The time has come to drive a stake through the heart of an oft-repeated assertion.
How often have you heard something like the following when those of us in healthcare who want to stimulate quality and safety improvements draw analogies to the airline industry?
“Well, in an airplane, the pilot has an extra incentive to be safe, because he will go down with the ship. In contrast, when a doctor hurts a patient, he gets to go home safe and sound.”
At a recent talk to medical residents, medical students, and nurses in training, Terry Fairbanks  (Director of the National Center for Human Factors Engineering in Healthcare) put the opposing case forward. He noted, “No pilot follows safety rules and procedures because he thinks he is otherwise going to crash.”
Likewise, I would note, no doctor fails to follow safety rules and procedures because s/he does not care about the well-being of a patient.
What is the difference, then? Terry summarizes, “There is a pervasive safety culture and set of rules that guides airplane pilots, based on a human factors approach.”
He added, “The relative degree of accountability (compared to other industries) is not the underlying cause of medical errors.”

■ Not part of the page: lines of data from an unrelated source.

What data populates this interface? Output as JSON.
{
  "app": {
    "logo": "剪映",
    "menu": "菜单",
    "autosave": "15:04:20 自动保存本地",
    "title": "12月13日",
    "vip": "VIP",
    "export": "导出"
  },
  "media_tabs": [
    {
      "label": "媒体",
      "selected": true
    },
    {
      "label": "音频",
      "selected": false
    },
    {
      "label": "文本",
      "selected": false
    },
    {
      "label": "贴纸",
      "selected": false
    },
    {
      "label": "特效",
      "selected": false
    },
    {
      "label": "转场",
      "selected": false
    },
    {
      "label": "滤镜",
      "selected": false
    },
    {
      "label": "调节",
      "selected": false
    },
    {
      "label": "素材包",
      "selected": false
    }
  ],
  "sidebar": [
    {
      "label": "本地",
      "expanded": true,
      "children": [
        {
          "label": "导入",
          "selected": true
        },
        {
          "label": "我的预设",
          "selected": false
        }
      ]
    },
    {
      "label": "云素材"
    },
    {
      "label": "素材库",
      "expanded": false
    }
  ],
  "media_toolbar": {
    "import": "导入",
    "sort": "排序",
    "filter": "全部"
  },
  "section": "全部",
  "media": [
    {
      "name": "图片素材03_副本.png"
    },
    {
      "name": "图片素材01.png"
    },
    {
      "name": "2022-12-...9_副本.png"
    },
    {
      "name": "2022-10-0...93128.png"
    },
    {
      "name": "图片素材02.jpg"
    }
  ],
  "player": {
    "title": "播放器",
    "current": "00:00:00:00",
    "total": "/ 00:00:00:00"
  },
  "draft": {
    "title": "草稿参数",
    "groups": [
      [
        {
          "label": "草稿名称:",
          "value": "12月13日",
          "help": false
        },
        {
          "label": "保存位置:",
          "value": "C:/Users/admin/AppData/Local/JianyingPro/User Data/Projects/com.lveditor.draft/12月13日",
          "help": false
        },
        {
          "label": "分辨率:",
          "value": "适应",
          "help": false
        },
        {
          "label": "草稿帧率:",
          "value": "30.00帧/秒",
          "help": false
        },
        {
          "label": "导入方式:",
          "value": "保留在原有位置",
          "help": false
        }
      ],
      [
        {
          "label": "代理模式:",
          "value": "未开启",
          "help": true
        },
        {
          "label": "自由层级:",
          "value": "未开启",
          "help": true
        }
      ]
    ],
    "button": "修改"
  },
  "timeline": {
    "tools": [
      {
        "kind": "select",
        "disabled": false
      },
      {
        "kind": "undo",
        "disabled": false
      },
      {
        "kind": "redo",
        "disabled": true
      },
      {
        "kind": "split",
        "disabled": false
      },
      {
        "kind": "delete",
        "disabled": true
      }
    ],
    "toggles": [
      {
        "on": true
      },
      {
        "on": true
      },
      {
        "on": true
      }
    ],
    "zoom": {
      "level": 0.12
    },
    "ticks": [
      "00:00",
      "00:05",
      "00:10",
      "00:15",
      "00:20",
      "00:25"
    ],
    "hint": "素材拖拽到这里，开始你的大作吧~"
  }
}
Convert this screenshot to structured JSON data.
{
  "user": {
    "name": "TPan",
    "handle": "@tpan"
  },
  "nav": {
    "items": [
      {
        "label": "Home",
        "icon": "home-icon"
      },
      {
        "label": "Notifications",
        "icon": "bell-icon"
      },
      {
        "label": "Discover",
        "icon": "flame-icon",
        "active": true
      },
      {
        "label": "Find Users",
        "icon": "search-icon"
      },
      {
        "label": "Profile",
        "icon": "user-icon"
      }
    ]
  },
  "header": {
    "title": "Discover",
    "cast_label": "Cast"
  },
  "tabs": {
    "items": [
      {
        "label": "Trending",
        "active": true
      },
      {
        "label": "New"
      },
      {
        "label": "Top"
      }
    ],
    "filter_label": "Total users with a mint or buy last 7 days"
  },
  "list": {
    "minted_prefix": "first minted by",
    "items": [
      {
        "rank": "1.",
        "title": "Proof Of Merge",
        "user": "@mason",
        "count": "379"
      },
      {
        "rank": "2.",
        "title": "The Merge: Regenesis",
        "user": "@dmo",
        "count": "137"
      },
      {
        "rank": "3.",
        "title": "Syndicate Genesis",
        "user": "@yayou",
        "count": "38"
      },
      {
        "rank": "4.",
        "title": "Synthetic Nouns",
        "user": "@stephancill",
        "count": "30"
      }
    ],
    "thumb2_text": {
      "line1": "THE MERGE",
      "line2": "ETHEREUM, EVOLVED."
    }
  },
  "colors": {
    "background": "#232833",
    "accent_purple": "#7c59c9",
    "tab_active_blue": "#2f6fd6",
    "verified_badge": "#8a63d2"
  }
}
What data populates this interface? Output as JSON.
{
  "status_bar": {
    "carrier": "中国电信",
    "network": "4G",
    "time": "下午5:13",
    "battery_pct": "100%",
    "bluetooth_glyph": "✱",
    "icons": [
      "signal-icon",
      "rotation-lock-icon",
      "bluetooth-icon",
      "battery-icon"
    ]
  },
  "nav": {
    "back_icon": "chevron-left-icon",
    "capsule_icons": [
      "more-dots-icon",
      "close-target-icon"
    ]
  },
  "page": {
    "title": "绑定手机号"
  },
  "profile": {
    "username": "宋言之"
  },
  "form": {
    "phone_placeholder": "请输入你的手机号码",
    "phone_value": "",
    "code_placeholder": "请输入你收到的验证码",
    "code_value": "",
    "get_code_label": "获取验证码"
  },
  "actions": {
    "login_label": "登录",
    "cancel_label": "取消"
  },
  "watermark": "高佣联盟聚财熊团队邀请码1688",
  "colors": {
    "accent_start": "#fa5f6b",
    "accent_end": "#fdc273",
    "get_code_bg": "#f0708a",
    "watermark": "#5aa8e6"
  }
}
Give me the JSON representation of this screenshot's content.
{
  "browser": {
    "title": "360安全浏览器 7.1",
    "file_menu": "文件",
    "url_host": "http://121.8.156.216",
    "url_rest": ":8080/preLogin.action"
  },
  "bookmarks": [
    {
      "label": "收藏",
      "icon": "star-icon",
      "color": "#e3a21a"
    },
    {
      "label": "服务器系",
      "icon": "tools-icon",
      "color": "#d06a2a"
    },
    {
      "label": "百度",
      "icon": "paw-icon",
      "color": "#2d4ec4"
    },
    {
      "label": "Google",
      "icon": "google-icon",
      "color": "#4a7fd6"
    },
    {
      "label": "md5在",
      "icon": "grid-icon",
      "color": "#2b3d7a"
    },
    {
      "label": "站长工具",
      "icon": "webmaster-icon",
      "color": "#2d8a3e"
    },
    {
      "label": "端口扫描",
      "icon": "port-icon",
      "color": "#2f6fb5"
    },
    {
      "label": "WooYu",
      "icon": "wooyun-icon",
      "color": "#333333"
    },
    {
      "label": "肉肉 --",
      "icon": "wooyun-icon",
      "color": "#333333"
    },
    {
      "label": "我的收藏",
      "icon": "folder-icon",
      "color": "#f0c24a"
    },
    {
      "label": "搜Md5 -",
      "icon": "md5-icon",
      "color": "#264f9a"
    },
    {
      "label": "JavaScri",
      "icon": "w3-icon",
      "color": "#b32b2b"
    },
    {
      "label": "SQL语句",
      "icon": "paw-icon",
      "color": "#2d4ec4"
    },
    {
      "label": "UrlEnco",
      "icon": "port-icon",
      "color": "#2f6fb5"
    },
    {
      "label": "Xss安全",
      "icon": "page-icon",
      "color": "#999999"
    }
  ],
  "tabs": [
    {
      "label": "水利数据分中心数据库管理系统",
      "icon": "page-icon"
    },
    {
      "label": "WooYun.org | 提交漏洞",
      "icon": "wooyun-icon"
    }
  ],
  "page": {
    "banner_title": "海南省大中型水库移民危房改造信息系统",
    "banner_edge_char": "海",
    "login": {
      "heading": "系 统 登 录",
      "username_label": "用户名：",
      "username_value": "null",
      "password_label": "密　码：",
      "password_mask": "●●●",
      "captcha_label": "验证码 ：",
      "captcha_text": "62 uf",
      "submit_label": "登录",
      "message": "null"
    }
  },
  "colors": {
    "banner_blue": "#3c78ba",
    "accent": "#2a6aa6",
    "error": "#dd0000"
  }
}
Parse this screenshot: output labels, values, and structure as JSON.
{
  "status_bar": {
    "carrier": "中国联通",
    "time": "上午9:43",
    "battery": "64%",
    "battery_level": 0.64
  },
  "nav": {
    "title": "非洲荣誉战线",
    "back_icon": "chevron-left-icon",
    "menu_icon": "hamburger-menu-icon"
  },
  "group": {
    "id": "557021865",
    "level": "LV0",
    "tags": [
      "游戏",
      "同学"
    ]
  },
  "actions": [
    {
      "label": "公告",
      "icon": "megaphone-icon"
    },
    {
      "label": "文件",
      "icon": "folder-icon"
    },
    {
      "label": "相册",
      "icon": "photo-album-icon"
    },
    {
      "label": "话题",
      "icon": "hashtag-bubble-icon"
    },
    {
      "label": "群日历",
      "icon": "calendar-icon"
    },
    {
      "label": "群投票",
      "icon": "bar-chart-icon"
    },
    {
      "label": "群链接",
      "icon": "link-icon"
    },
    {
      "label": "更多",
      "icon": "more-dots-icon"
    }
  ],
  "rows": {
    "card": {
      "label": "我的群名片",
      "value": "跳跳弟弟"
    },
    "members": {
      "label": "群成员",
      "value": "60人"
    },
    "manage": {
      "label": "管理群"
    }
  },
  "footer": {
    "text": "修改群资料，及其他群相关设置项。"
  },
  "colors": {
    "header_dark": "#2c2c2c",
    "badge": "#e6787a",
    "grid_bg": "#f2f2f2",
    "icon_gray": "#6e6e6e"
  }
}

It is not the personal risks faced by doctors compared to pilots that kill and harm patients. It is the fact that the kinds of solutions needed in healthcare are just at the gestational stage. Facile comments that doctors don’t care as much as pilots are just plain wrong and divert attention from the steps that can and should be taken to learn from the airline industry.